What the exercise asks ->
Each of the entries below should be written out exactly as it reads.

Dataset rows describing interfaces
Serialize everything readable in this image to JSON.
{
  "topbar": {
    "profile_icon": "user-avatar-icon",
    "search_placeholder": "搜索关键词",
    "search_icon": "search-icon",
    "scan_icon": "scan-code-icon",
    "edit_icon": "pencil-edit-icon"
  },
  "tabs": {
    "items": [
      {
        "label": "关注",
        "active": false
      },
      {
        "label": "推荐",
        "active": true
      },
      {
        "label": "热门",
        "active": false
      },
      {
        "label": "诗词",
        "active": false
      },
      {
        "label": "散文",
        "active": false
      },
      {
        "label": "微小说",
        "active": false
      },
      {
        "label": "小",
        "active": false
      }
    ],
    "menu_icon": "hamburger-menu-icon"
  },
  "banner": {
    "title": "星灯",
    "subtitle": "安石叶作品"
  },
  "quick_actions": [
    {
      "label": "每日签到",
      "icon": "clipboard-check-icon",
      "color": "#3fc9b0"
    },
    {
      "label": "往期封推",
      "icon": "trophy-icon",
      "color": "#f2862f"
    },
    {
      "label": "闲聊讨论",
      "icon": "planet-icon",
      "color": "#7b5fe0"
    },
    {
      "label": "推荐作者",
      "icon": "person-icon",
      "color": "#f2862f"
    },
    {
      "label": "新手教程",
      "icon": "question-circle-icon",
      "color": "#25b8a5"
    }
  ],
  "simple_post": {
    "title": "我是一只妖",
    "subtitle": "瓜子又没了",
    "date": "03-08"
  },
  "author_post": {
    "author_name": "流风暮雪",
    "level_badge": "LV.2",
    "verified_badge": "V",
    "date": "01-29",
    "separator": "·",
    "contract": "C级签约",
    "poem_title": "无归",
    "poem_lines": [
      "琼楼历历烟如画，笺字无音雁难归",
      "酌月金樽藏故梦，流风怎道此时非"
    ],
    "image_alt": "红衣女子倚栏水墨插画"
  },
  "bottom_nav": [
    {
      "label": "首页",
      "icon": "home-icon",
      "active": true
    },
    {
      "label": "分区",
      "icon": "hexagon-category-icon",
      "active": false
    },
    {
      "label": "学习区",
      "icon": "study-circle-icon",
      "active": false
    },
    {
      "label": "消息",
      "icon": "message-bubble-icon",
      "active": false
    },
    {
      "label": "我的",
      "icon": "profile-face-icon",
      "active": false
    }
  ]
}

Answer below ->
Serialize everything readable in this image to JSON.
{
  "topbar": {
    "profile_icon": "user-avatar-icon",
    "search_placeholder": "搜索关键词",
    "search_icon": "search-icon",
    "scan_icon": "scan-code-icon",
    "edit_icon": "pencil-edit-icon"
  },
  "tabs": {
    "items": [
      {
        "label": "关注",
        "active": false
      },
      {
        "label": "推荐",
        "active": true
      },
      {
        "label": "热门",
        "active": false
      },
      {
        "label": "诗词",
        "active": false
      },
      {
        "label": "散文",
        "active": false
      },
      {
        "label": "微小说",
        "active": false
      },
      {
        "label": "小",
        "active": false
      }
    ],
    "menu_icon": "hamburger-menu-icon"
  },
  "banner": {
    "title": "星灯",
    "subtitle": "安石叶作品"
  },
  "quick_actions": [
    {
      "label": "每日签到",
      "icon": "clipboard-check-icon",
      "color": "#3fc9b0"
    },
    {
      "label": "往期封推",
      "icon": "trophy-icon",
      "color": "#f2862f"
    },
    {
      "label": "闲聊讨论",
      "icon": "planet-icon",
      "color": "#7b5fe0"
    },
    {
      "label": "推荐作者",
      "icon": "person-icon",
      "color": "#f2862f"
    },
    {
      "label": "新手教程",
      "icon": "question-circle-icon",
      "color": "#25b8a5"
    }
  ],
  "simple_post": {
    "title": "我是一只妖",
    "subtitle": "瓜子又没了",
    "date": "03-08"
  },
  "author_post": {
    "author_name": "流风暮雪",
    "level_badge": "LV.2",
    "verified_badge": "V",
    "date": "01-29",
    "separator": "·",
    "contract": "C级签约",
    "poem_title": "无归",
    "poem_lines": [
      "琼楼历历烟如画，笺字无音雁难归",
      "酌月金樽藏故梦，流风怎道此时非"
    ],
    "image_alt": "红衣女子倚栏水墨插画"
  },
  "bottom_nav": [
    {
      "label": "首页",
      "icon": "home-icon",
      "active": true
    },
    {
      "label": "分区",
      "icon": "hexagon-category-icon",
      "active": false
    },
    {
      "label": "学习区",
      "icon": "study-circle-icon",
      "active": false
    },
    {
      "label": "消息",
      "icon": "message-bubble-icon",
      "active": false
    },
    {
      "label": "我的",
      "icon": "profile-face-icon",
      "active": false
    }
  ]
}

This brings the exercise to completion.